[Opening RECORDS PROVIDED section]
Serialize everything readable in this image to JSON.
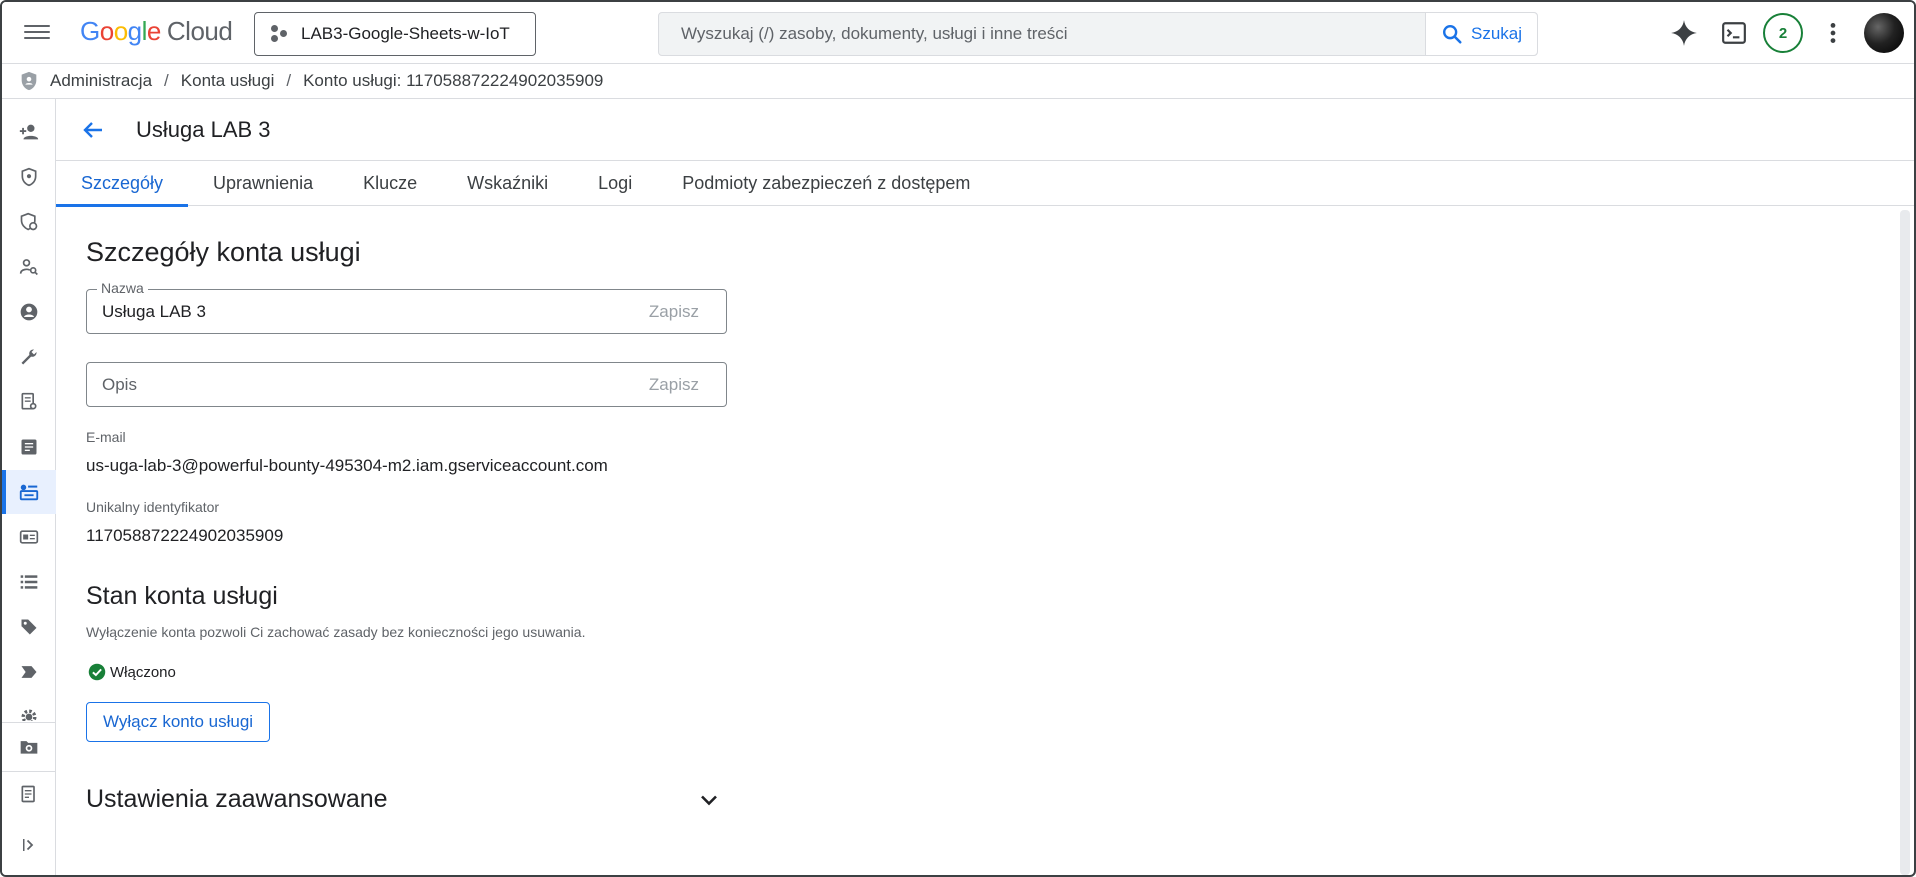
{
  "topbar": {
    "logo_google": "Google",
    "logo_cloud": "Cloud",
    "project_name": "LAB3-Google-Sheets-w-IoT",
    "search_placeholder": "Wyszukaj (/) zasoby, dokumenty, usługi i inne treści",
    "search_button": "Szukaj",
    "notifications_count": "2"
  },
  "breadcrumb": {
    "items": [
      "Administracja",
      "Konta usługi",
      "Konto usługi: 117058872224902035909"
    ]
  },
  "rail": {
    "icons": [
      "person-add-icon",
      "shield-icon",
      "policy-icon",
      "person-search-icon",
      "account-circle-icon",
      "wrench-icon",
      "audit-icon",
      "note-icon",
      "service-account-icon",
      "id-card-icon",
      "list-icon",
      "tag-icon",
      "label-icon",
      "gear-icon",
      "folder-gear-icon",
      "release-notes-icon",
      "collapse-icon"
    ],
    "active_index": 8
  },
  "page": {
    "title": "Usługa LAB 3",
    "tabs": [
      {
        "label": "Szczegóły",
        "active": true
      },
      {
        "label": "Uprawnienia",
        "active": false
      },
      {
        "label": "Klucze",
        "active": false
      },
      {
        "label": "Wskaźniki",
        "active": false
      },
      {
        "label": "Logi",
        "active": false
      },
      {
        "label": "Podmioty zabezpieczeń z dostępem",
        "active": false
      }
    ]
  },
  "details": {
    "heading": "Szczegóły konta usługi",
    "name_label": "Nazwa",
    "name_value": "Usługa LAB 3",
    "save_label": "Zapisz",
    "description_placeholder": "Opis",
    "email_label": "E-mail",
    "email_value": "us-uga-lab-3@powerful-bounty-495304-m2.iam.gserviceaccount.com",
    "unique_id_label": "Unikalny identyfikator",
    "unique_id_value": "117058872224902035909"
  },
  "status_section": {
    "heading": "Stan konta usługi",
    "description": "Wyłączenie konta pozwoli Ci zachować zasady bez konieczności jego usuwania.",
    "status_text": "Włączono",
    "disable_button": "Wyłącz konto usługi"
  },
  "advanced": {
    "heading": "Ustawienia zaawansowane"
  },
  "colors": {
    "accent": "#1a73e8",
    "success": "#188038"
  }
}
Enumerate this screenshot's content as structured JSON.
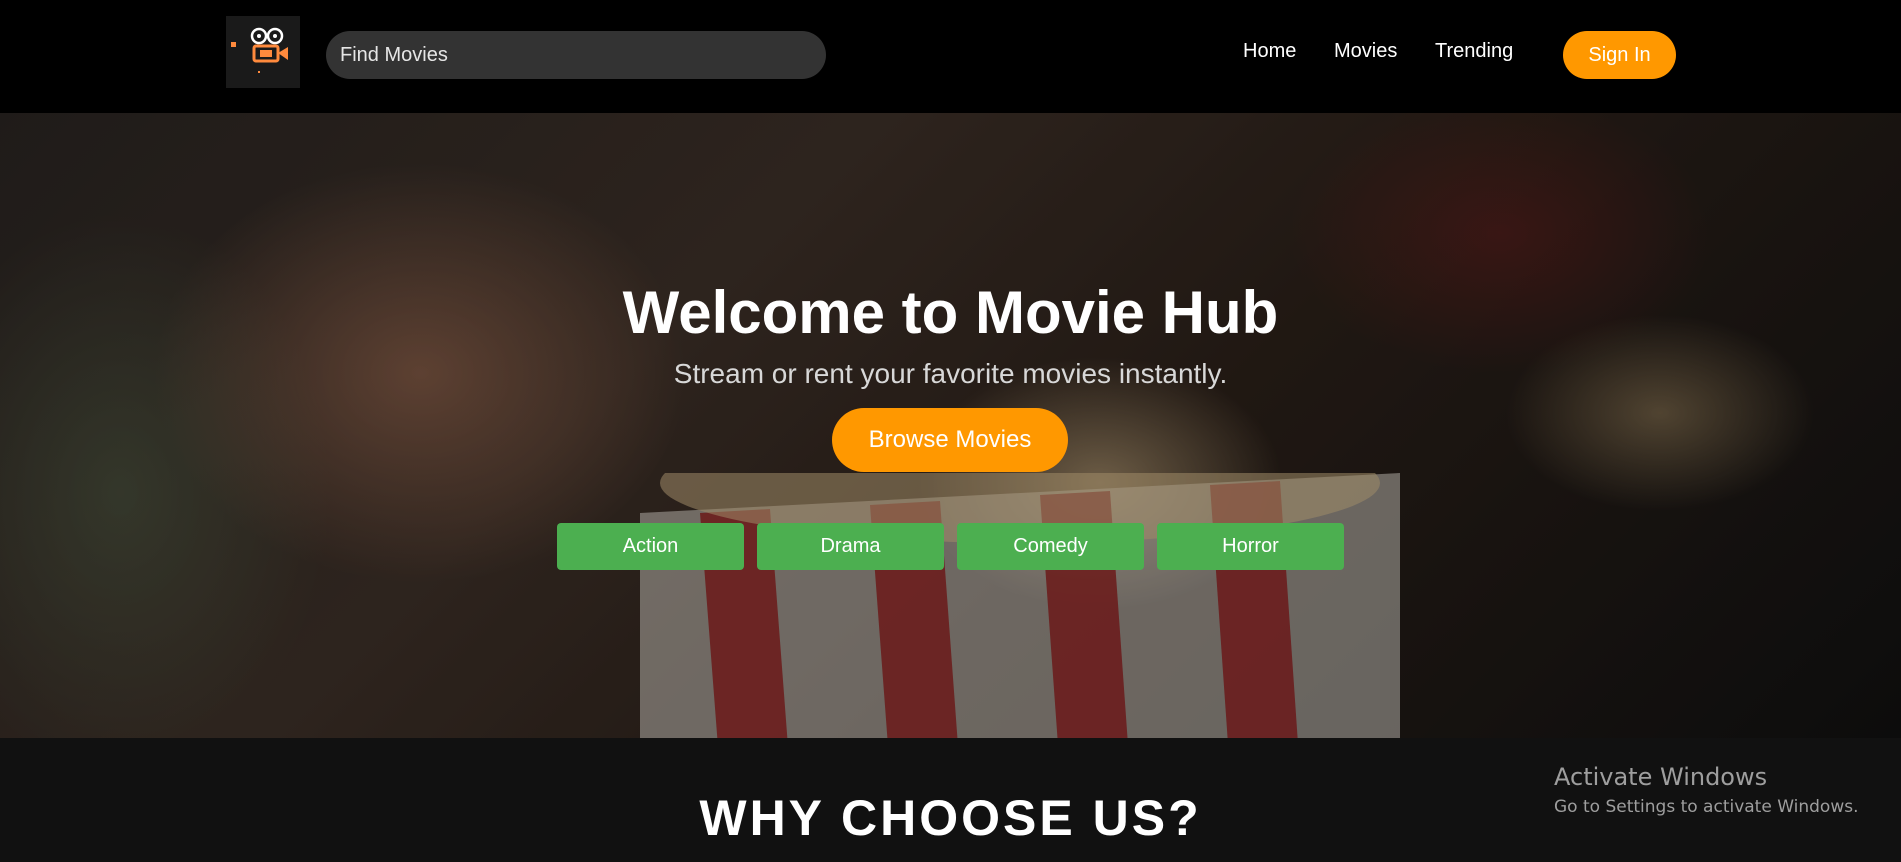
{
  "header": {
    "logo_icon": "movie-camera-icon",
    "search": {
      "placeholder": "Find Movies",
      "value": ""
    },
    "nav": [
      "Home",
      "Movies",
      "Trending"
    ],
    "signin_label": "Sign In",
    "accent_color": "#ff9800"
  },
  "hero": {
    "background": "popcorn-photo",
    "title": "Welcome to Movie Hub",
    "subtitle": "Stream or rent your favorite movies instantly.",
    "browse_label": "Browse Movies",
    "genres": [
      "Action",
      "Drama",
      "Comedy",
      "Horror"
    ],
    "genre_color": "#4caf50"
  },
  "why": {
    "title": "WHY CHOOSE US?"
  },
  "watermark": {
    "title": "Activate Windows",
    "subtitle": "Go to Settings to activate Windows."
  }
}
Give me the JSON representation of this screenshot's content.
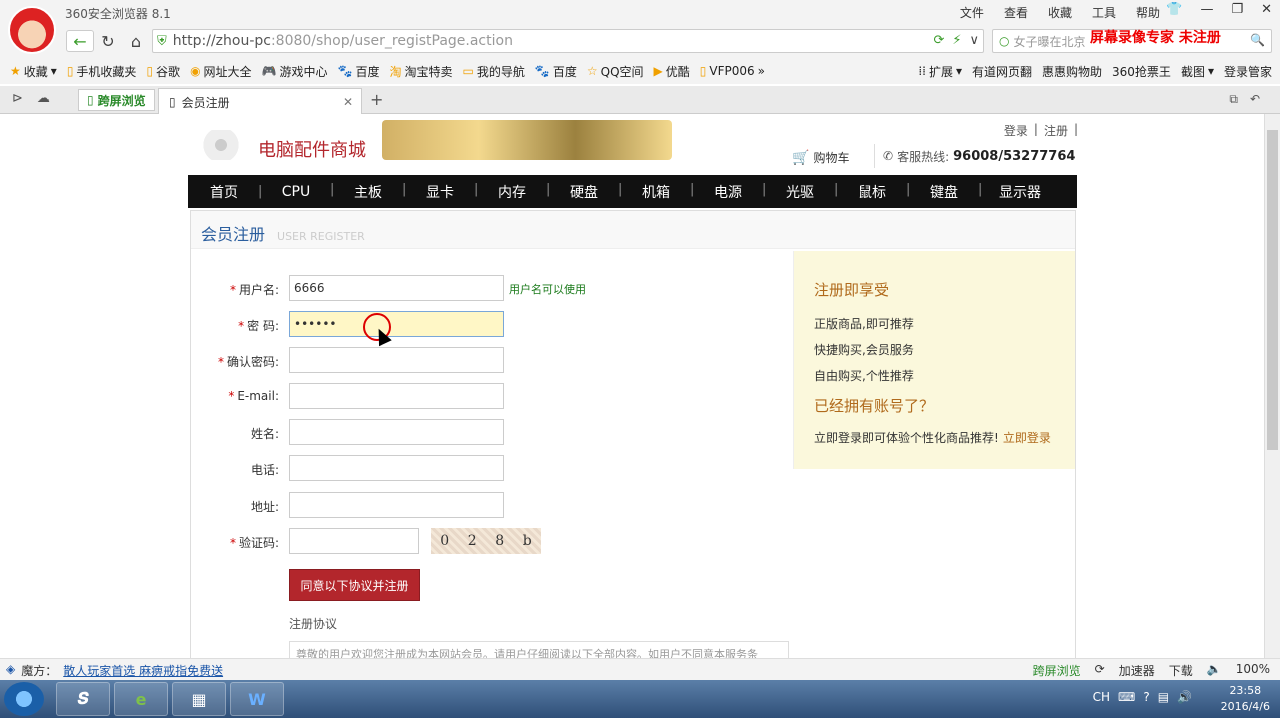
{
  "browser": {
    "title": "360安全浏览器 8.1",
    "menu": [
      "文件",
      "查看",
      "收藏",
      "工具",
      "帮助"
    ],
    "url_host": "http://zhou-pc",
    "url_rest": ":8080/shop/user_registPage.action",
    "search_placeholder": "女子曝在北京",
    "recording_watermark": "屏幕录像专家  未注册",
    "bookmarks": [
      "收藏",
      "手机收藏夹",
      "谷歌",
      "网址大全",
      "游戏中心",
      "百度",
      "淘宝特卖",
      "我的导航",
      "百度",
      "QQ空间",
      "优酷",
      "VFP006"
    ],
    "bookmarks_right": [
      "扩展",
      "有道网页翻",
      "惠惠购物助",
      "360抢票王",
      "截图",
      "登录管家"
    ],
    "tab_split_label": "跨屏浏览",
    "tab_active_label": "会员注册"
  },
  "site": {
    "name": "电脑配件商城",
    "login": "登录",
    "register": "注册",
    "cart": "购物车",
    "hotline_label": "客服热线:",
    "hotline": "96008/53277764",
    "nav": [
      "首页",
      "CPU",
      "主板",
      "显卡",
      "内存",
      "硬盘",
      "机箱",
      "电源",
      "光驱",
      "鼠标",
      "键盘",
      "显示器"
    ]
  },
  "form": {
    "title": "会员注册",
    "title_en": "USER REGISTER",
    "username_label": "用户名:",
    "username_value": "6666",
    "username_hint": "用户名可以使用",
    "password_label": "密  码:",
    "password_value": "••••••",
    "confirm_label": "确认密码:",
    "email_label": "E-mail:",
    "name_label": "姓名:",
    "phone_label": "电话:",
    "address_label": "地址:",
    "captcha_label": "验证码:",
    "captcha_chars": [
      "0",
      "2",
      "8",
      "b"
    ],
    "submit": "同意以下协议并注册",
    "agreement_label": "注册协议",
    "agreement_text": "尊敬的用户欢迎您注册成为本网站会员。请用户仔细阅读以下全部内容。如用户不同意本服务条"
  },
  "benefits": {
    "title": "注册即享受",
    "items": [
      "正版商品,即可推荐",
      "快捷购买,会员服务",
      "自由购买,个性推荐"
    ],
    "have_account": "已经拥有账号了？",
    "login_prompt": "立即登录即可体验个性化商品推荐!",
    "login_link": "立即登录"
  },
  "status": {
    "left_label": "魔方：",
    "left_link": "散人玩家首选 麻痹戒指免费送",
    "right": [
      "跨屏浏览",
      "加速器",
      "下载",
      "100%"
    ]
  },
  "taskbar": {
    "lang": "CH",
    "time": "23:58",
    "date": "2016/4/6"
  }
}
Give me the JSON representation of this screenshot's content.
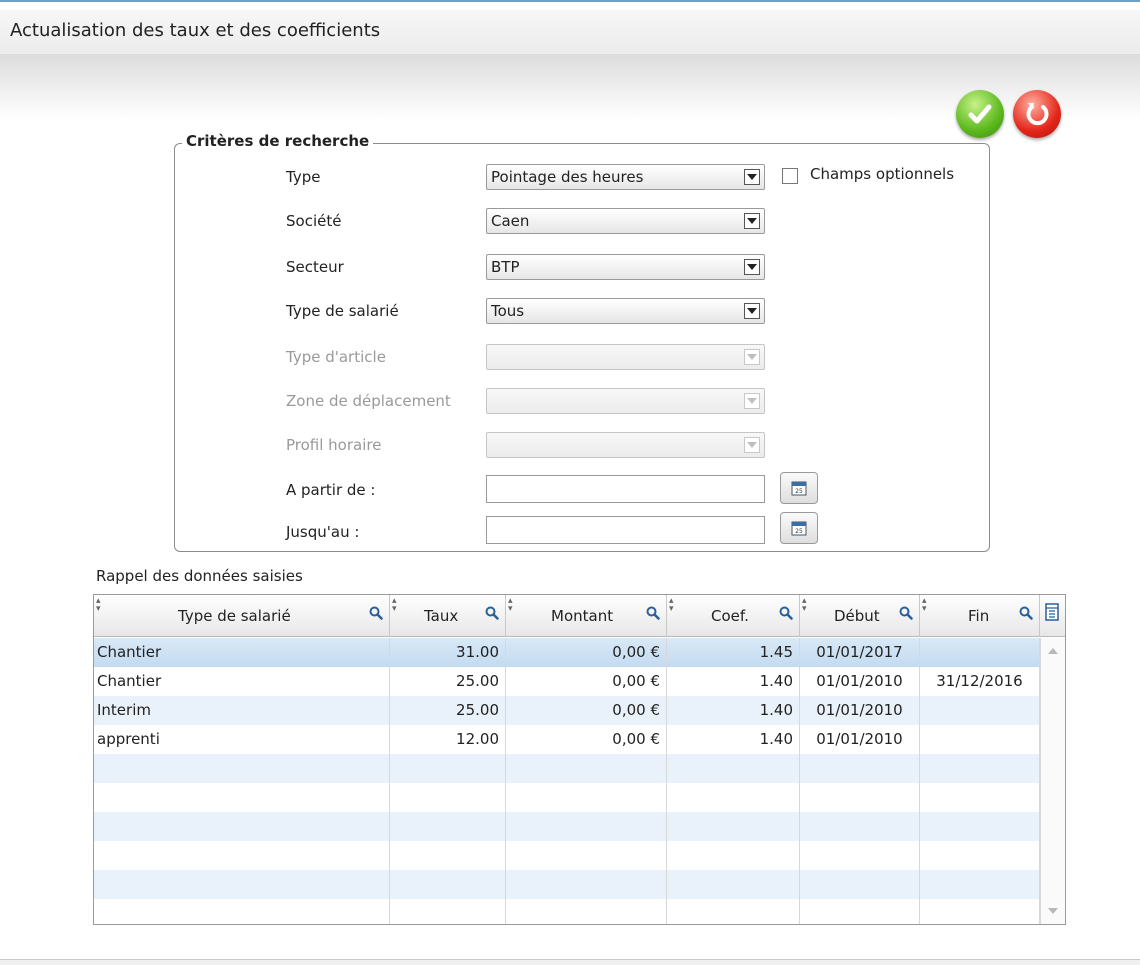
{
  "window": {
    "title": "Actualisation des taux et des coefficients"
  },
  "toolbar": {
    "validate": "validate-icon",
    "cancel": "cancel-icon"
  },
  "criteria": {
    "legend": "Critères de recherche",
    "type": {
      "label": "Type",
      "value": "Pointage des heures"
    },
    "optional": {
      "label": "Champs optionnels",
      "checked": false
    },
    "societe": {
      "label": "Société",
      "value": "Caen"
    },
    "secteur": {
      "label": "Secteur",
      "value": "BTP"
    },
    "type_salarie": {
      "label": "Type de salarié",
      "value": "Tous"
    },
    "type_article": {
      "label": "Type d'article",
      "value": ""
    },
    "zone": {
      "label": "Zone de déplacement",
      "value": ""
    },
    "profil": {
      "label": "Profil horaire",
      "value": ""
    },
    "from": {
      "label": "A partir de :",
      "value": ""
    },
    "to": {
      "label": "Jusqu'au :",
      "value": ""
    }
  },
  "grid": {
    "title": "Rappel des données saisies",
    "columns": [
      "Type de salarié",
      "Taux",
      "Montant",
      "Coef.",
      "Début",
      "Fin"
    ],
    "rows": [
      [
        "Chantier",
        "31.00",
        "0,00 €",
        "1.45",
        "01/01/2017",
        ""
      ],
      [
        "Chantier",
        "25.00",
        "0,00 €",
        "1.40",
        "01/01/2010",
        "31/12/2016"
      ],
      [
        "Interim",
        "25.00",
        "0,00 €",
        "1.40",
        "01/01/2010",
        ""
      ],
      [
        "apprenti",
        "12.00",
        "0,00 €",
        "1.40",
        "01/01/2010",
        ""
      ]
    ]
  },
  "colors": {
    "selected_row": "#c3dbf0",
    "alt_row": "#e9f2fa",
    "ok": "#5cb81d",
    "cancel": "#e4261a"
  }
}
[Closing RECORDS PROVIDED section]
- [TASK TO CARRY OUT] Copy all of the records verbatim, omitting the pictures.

- [SOLUTION]
Serialize everything readable in this image to JSON.
{
  "topbar": {
    "logo_google": "Google",
    "logo_cloud": "Cloud",
    "project_name": "LAB3-Google-Sheets-w-IoT",
    "search_placeholder": "Wyszukaj (/) zasoby, dokumenty, usługi i inne treści",
    "search_button": "Szukaj",
    "notifications_count": "2"
  },
  "breadcrumb": {
    "items": [
      "Administracja",
      "Konta usługi",
      "Konto usługi: 117058872224902035909"
    ]
  },
  "rail": {
    "icons": [
      "person-add-icon",
      "shield-icon",
      "policy-icon",
      "person-search-icon",
      "account-circle-icon",
      "wrench-icon",
      "audit-icon",
      "note-icon",
      "service-account-icon",
      "id-card-icon",
      "list-icon",
      "tag-icon",
      "label-icon",
      "gear-icon",
      "folder-gear-icon",
      "release-notes-icon",
      "collapse-icon"
    ],
    "active_index": 8
  },
  "page": {
    "title": "Usługa LAB 3",
    "tabs": [
      {
        "label": "Szczegóły",
        "active": true
      },
      {
        "label": "Uprawnienia",
        "active": false
      },
      {
        "label": "Klucze",
        "active": false
      },
      {
        "label": "Wskaźniki",
        "active": false
      },
      {
        "label": "Logi",
        "active": false
      },
      {
        "label": "Podmioty zabezpieczeń z dostępem",
        "active": false
      }
    ]
  },
  "details": {
    "heading": "Szczegóły konta usługi",
    "name_label": "Nazwa",
    "name_value": "Usługa LAB 3",
    "save_label": "Zapisz",
    "description_placeholder": "Opis",
    "email_label": "E-mail",
    "email_value": "us-uga-lab-3@powerful-bounty-495304-m2.iam.gserviceaccount.com",
    "unique_id_label": "Unikalny identyfikator",
    "unique_id_value": "117058872224902035909"
  },
  "status_section": {
    "heading": "Stan konta usługi",
    "description": "Wyłączenie konta pozwoli Ci zachować zasady bez konieczności jego usuwania.",
    "status_text": "Włączono",
    "disable_button": "Wyłącz konto usługi"
  },
  "advanced": {
    "heading": "Ustawienia zaawansowane"
  },
  "colors": {
    "accent": "#1a73e8",
    "success": "#188038"
  }
}
Enumerate this screenshot's content as structured JSON.
{
  "header": {
    "logo_icon": "movie-camera-icon",
    "search": {
      "placeholder": "Find Movies",
      "value": ""
    },
    "nav": [
      "Home",
      "Movies",
      "Trending"
    ],
    "signin_label": "Sign In",
    "accent_color": "#ff9800"
  },
  "hero": {
    "background": "popcorn-photo",
    "title": "Welcome to Movie Hub",
    "subtitle": "Stream or rent your favorite movies instantly.",
    "browse_label": "Browse Movies",
    "genres": [
      "Action",
      "Drama",
      "Comedy",
      "Horror"
    ],
    "genre_color": "#4caf50"
  },
  "why": {
    "title": "WHY CHOOSE US?"
  },
  "watermark": {
    "title": "Activate Windows",
    "subtitle": "Go to Settings to activate Windows."
  }
}
Give me the JSON representation of this screenshot's content.
{
  "browser": {
    "title": "360安全浏览器 8.1",
    "menu": [
      "文件",
      "查看",
      "收藏",
      "工具",
      "帮助"
    ],
    "url_host": "http://zhou-pc",
    "url_rest": ":8080/shop/user_registPage.action",
    "search_placeholder": "女子曝在北京",
    "recording_watermark": "屏幕录像专家  未注册",
    "bookmarks": [
      "收藏",
      "手机收藏夹",
      "谷歌",
      "网址大全",
      "游戏中心",
      "百度",
      "淘宝特卖",
      "我的导航",
      "百度",
      "QQ空间",
      "优酷",
      "VFP006"
    ],
    "bookmarks_right": [
      "扩展",
      "有道网页翻",
      "惠惠购物助",
      "360抢票王",
      "截图",
      "登录管家"
    ],
    "tab_split_label": "跨屏浏览",
    "tab_active_label": "会员注册"
  },
  "site": {
    "name": "电脑配件商城",
    "login": "登录",
    "register": "注册",
    "cart": "购物车",
    "hotline_label": "客服热线:",
    "hotline": "96008/53277764",
    "nav": [
      "首页",
      "CPU",
      "主板",
      "显卡",
      "内存",
      "硬盘",
      "机箱",
      "电源",
      "光驱",
      "鼠标",
      "键盘",
      "显示器"
    ]
  },
  "form": {
    "title": "会员注册",
    "title_en": "USER REGISTER",
    "username_label": "用户名:",
    "username_value": "6666",
    "username_hint": "用户名可以使用",
    "password_label": "密  码:",
    "password_value": "••••••",
    "confirm_label": "确认密码:",
    "email_label": "E-mail:",
    "name_label": "姓名:",
    "phone_label": "电话:",
    "address_label": "地址:",
    "captcha_label": "验证码:",
    "captcha_chars": [
      "0",
      "2",
      "8",
      "b"
    ],
    "submit": "同意以下协议并注册",
    "agreement_label": "注册协议",
    "agreement_text": "尊敬的用户欢迎您注册成为本网站会员。请用户仔细阅读以下全部内容。如用户不同意本服务条"
  },
  "benefits": {
    "title": "注册即享受",
    "items": [
      "正版商品,即可推荐",
      "快捷购买,会员服务",
      "自由购买,个性推荐"
    ],
    "have_account": "已经拥有账号了？",
    "login_prompt": "立即登录即可体验个性化商品推荐!",
    "login_link": "立即登录"
  },
  "status": {
    "left_label": "魔方：",
    "left_link": "散人玩家首选 麻痹戒指免费送",
    "right": [
      "跨屏浏览",
      "加速器",
      "下载",
      "100%"
    ]
  },
  "taskbar": {
    "lang": "CH",
    "time": "23:58",
    "date": "2016/4/6"
  }
}
Give me the JSON representation of this screenshot's content.
{
  "window": {
    "title": "Actualisation des taux et des coefficients"
  },
  "toolbar": {
    "validate": "validate-icon",
    "cancel": "cancel-icon"
  },
  "criteria": {
    "legend": "Critères de recherche",
    "type": {
      "label": "Type",
      "value": "Pointage des heures"
    },
    "optional": {
      "label": "Champs optionnels",
      "checked": false
    },
    "societe": {
      "label": "Société",
      "value": "Caen"
    },
    "secteur": {
      "label": "Secteur",
      "value": "BTP"
    },
    "type_salarie": {
      "label": "Type de salarié",
      "value": "Tous"
    },
    "type_article": {
      "label": "Type d'article",
      "value": ""
    },
    "zone": {
      "label": "Zone de déplacement",
      "value": ""
    },
    "profil": {
      "label": "Profil horaire",
      "value": ""
    },
    "from": {
      "label": "A partir de :",
      "value": ""
    },
    "to": {
      "label": "Jusqu'au :",
      "value": ""
    }
  },
  "grid": {
    "title": "Rappel des données saisies",
    "columns": [
      "Type de salarié",
      "Taux",
      "Montant",
      "Coef.",
      "Début",
      "Fin"
    ],
    "rows": [
      [
        "Chantier",
        "31.00",
        "0,00 €",
        "1.45",
        "01/01/2017",
        ""
      ],
      [
        "Chantier",
        "25.00",
        "0,00 €",
        "1.40",
        "01/01/2010",
        "31/12/2016"
      ],
      [
        "Interim",
        "25.00",
        "0,00 €",
        "1.40",
        "01/01/2010",
        ""
      ],
      [
        "apprenti",
        "12.00",
        "0,00 €",
        "1.40",
        "01/01/2010",
        ""
      ]
    ]
  },
  "colors": {
    "selected_row": "#c3dbf0",
    "alt_row": "#e9f2fa",
    "ok": "#5cb81d",
    "cancel": "#e4261a"
  }
}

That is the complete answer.